Swedish Prime Minister Frederik Reinfeldt has finally admitted what no other EU leader dare say ahead of the second Irish referendum on the Lisbon Treaty.
He has drawn attention to the fact that, contrary to what Irish politicians are saying, the current, Nice Treaty rules represent a far better and far safer deal for Ireland in terms of its representation in the European Commission.
As we’ve argued many times before, the Nice Treaty arrangements do indeed call for the size of the Commission to be reduced. But only by one member. This means that if we were to stick to the current rules, Ireland would be without an EU Commissioner for 5 out of every 135 years (there are 27 member states, and each one would take it in turns to forego their commissioner for a five-year period at a time).

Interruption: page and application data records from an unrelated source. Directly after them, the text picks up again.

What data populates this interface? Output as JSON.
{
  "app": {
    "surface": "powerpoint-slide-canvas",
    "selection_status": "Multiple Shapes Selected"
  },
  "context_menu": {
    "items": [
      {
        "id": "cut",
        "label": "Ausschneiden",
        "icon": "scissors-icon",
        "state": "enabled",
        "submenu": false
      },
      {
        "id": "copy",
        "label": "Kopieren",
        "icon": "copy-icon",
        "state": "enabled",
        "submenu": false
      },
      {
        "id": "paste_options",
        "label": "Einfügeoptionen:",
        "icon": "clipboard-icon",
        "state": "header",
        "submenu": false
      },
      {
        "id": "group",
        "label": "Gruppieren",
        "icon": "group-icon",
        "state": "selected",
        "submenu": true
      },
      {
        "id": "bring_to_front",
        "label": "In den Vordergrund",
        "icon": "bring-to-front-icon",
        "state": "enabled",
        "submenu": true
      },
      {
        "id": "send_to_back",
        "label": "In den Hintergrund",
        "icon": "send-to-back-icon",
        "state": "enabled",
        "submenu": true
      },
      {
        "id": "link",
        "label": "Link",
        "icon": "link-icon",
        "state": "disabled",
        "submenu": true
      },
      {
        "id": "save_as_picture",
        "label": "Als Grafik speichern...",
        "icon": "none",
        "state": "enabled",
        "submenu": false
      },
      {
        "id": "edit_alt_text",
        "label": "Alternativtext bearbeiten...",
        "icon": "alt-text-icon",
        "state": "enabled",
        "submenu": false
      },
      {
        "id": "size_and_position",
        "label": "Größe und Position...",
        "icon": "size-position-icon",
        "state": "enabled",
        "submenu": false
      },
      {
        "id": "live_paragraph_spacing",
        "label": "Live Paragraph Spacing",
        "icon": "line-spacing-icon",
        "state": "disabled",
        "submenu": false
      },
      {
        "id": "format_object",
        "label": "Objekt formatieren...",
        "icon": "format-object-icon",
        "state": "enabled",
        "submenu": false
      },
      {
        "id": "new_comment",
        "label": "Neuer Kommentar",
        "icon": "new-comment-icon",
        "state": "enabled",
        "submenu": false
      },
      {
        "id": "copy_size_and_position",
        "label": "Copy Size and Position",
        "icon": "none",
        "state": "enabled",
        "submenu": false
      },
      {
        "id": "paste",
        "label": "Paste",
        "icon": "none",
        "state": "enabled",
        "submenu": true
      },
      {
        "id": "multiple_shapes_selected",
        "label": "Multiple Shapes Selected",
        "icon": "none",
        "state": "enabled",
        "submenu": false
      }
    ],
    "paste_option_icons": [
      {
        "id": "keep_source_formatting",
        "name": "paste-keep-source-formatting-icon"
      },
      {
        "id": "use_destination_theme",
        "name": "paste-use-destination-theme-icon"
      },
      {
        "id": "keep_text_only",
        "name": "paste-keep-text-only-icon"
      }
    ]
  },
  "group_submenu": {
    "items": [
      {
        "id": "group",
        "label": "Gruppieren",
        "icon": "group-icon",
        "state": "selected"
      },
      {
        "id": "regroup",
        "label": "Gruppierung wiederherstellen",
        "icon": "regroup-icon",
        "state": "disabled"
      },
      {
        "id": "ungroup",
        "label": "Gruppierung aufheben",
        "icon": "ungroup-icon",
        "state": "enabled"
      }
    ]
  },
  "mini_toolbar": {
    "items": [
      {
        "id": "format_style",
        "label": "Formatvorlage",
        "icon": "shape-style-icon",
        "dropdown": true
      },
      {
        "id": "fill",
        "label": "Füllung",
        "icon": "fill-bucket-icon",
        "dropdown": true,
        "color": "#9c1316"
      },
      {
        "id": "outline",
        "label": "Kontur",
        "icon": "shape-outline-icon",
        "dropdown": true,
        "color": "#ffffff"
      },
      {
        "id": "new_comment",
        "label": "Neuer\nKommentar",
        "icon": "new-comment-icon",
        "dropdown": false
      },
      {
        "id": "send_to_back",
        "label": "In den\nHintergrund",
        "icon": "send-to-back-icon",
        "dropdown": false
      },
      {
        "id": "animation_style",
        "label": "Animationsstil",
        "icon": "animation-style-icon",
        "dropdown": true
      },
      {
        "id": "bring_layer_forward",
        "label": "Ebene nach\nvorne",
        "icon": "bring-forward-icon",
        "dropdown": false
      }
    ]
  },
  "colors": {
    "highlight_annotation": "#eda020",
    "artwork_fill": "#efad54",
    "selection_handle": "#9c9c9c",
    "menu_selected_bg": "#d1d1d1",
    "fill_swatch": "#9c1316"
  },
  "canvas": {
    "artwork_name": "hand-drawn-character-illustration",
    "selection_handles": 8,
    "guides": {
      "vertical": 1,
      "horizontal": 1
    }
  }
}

The Lisbon Treaty, however, still clearly states (go and check it out if you don’t believe us), that the number of EU Commissioners must be no more than two thirds of the number of member states. Under these arrangements, Ireland will be without a Commissioner for 5 out of every 15 years.
In an effort to appease Irish people long enough to get them to say ‘yes’ to the Treaty, EU leaders made a political (not legal) agreement in June that, in return for ratifying the Treaty and giving the EU swathes of new powers, every member state would be able to keep its Commissioner.
Here’s the thing. In the event that future EU leaders (they are bound to be different to the ones who made the promise in June) decide to stick to the promise made by their predecessors, and vote to allow the Commission to remain at 27 members (of which there is no guarantee), nobody knows how long that arrangement will last. As we said, the text of the Treaty remains unchanged, and the default Lisbon position, under which EU leaders will by then be operating, remains that Ireland will be without a commissioner for 5 out of every 15 years. There is absolutely nothing to stop them reverting to that default position at any time in the future.
As admitted by the Swedish Prime Minister.
Under the headline “Keeping our commissioner without Lisbon”, the Irish Times’ Europe correspondent Jamie Smyth writes on his State of the Union blog, that following an interview with Fredrik Reinfeldt, “a no vote would be respected and the Nice Treaty would prevail. Contrary to some of the exaggerated claims of yes campaigners the sky wouldn’t fall on Ireland’s head.”
Smyth also reports that Reinfeldt said a “26 plus one” plan is favoured by diplomats and the probable solution, with 26 member states keeping a Commissioner, and the last state taking the ‘High Representative’ role currently played by Javier Solana.
Crucially, he quotes Reinfeldt saying: “We might in the future get back to this discussion. What if we keep on enlarging?”
Indeed.Author : Open Europe blog team